And at the same time, as a lover of Disney animated movies, we took a lot of cues from those types of movies. They don't use it to the same narrative effect, but you look at [Pixar's] Cars and the Fiat is Italian and the [VW van] is a stoner and the tow truck is a Southern guy. It's very much a part of the animation vernacular, and so we thought if we're going to do an animated movie and it's about these things, then it seemed like a perfectly organic opportunity to really lean into all those things and not just do them, but to really talk about them and confront them as head-on as possible - to really make it part of the overall narrative of the movie.

Were there characters you decided in the end to remove? In my opinion, my favorite comedies feel like they are really riding a line between what people think they should be allowed to watch in a movie and what seems like maybe you shouldn't even be allowed to see in some ways.

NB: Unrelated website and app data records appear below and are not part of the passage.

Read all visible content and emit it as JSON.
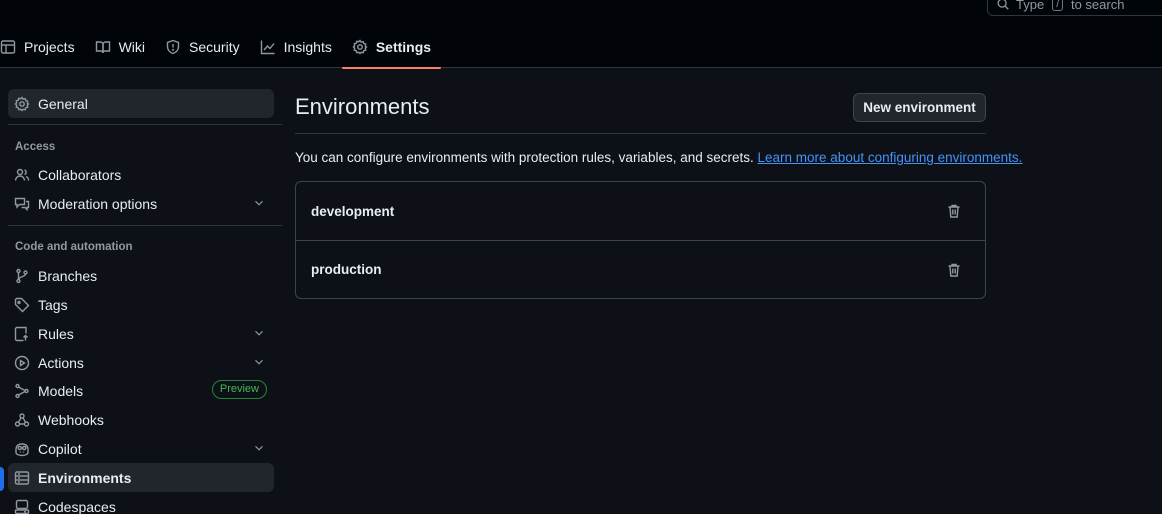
{
  "header": {
    "search": {
      "prefix": "Type",
      "key": "/",
      "suffix": "to search"
    },
    "tabs": [
      {
        "label": "Projects",
        "icon": "table-icon"
      },
      {
        "label": "Wiki",
        "icon": "book-icon"
      },
      {
        "label": "Security",
        "icon": "shield-icon"
      },
      {
        "label": "Insights",
        "icon": "graph-icon"
      },
      {
        "label": "Settings",
        "icon": "gear-icon",
        "active": true
      }
    ]
  },
  "sidebar": {
    "general": "General",
    "groups": [
      {
        "heading": "Access",
        "items": [
          "Collaborators",
          "Moderation options"
        ]
      },
      {
        "heading": "Code and automation",
        "items": [
          "Branches",
          "Tags",
          "Rules",
          "Actions",
          "Models",
          "Webhooks",
          "Copilot",
          "Environments",
          "Codespaces"
        ]
      }
    ],
    "models_badge": "Preview",
    "current": "Environments"
  },
  "main": {
    "title": "Environments",
    "new_button": "New environment",
    "description": "You can configure environments with protection rules, variables, and secrets.",
    "learn_more": "Learn more about configuring environments.",
    "environments": [
      "development",
      "production"
    ]
  },
  "colors": {
    "background": "#0d1117",
    "header_bg": "#010409",
    "active_tab_underline": "#f78166",
    "link": "#4493f8",
    "current_indicator": "#1f6feb",
    "badge": "#3fb950"
  }
}
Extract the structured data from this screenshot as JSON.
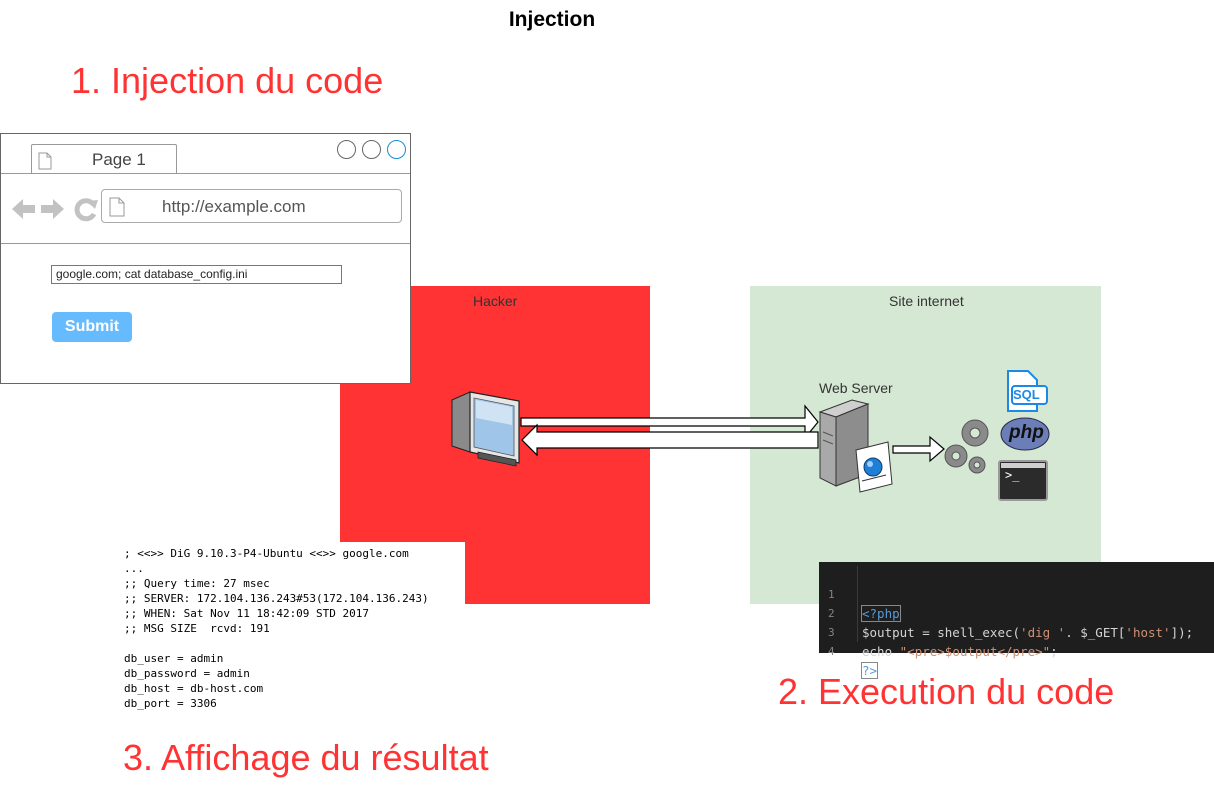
{
  "title": "Injection",
  "steps": {
    "step1": "1. Injection du code",
    "step2": "2. Execution du code",
    "step3": "3. Affichage du résultat"
  },
  "zones": {
    "hacker_label": "Hacker",
    "site_label": "Site internet",
    "web_server_label": "Web Server"
  },
  "browser": {
    "tab_label": "Page 1",
    "url": "http://example.com",
    "input_value": "google.com; cat database_config.ini",
    "submit_label": "Submit"
  },
  "icons": {
    "sql_label": "SQL",
    "php_label": "php",
    "terminal_label": ">_"
  },
  "output_lines": [
    "; <<>> DiG 9.10.3-P4-Ubuntu <<>> google.com",
    "...",
    ";; Query time: 27 msec",
    ";; SERVER: 172.104.136.243#53(172.104.136.243)",
    ";; WHEN: Sat Nov 11 18:42:09 STD 2017",
    ";; MSG SIZE  rcvd: 191",
    "",
    "db_user = admin",
    "db_password = admin",
    "db_host = db-host.com",
    "db_port = 3306"
  ],
  "code": {
    "line_numbers": [
      "1",
      "2",
      "3",
      "4"
    ],
    "line1": "<?php",
    "line2_a": "$output = shell_exec(",
    "line2_b": "'dig '",
    "line2_c": ". $_GET[",
    "line2_d": "'host'",
    "line2_e": "]);",
    "line3_a": "echo ",
    "line3_b": "\"<pre>$output</pre>\"",
    "line3_c": ";",
    "line4": "?>"
  },
  "colors": {
    "accent_red": "#ff3333",
    "site_green": "#d5e8d4",
    "submit_blue": "#66bbff",
    "code_bg": "#1e1e1e"
  }
}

There's a danger to it. You're looking around at the other people: Are we really seeing this?